:: Problem details ::
All entries must come back exactly as given, with no pictures in the copy.

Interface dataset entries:
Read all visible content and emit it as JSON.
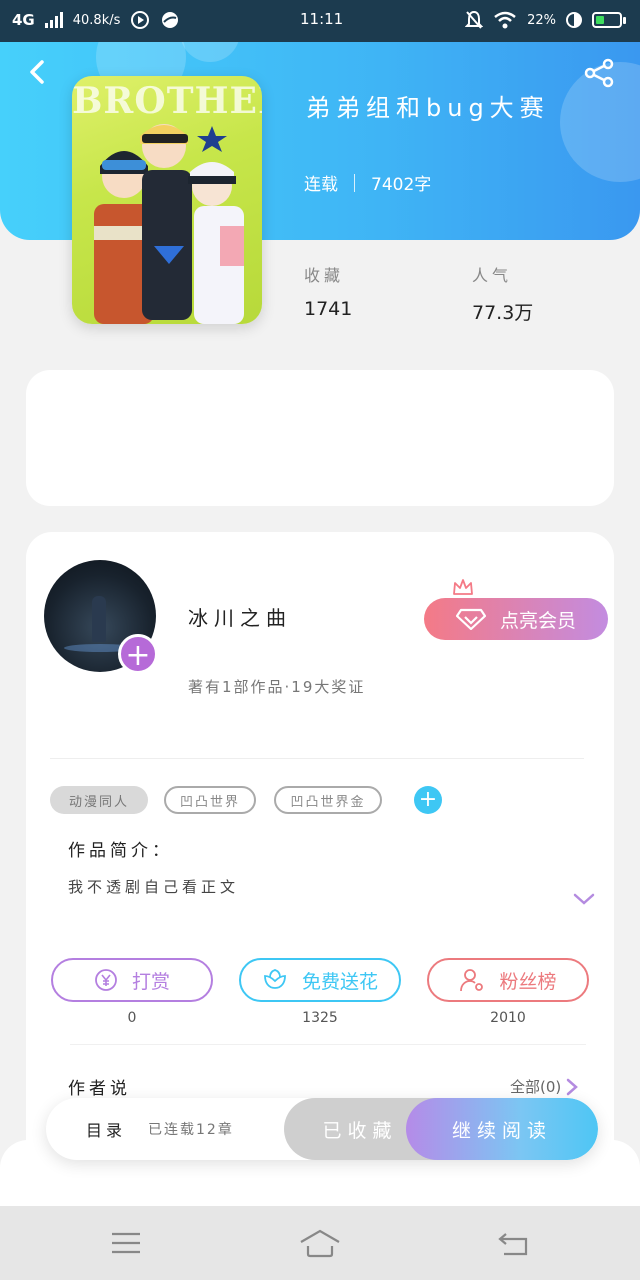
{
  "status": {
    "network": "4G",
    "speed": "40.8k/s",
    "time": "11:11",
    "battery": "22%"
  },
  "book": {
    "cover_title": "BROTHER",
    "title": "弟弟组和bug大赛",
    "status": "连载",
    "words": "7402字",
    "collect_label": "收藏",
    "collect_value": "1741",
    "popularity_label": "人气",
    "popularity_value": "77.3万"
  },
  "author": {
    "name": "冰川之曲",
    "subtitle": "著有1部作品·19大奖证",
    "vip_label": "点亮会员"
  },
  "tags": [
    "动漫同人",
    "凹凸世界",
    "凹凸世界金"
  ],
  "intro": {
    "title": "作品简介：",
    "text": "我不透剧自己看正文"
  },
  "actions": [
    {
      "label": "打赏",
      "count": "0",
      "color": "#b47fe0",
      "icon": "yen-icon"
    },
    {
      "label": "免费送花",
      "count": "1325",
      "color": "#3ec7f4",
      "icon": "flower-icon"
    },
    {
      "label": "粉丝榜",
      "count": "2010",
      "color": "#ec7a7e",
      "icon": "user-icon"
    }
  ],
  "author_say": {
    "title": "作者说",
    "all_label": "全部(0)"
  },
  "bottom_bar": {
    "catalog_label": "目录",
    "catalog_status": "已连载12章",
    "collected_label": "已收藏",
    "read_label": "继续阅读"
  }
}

:: Exercise answer ::
Read all visible content and emit it as JSON.
{
  "status": {
    "network": "4G",
    "speed": "40.8k/s",
    "time": "11:11",
    "battery": "22%"
  },
  "book": {
    "cover_title": "BROTHER",
    "title": "弟弟组和bug大赛",
    "status": "连载",
    "words": "7402字",
    "collect_label": "收藏",
    "collect_value": "1741",
    "popularity_label": "人气",
    "popularity_value": "77.3万"
  },
  "author": {
    "name": "冰川之曲",
    "subtitle": "著有1部作品·19大奖证",
    "vip_label": "点亮会员"
  },
  "tags": [
    "动漫同人",
    "凹凸世界",
    "凹凸世界金"
  ],
  "intro": {
    "title": "作品简介：",
    "text": "我不透剧自己看正文"
  },
  "actions": [
    {
      "label": "打赏",
      "count": "0",
      "color": "#b47fe0",
      "icon": "yen-icon"
    },
    {
      "label": "免费送花",
      "count": "1325",
      "color": "#3ec7f4",
      "icon": "flower-icon"
    },
    {
      "label": "粉丝榜",
      "count": "2010",
      "color": "#ec7a7e",
      "icon": "user-icon"
    }
  ],
  "author_say": {
    "title": "作者说",
    "all_label": "全部(0)"
  },
  "bottom_bar": {
    "catalog_label": "目录",
    "catalog_status": "已连载12章",
    "collected_label": "已收藏",
    "read_label": "继续阅读"
  }
}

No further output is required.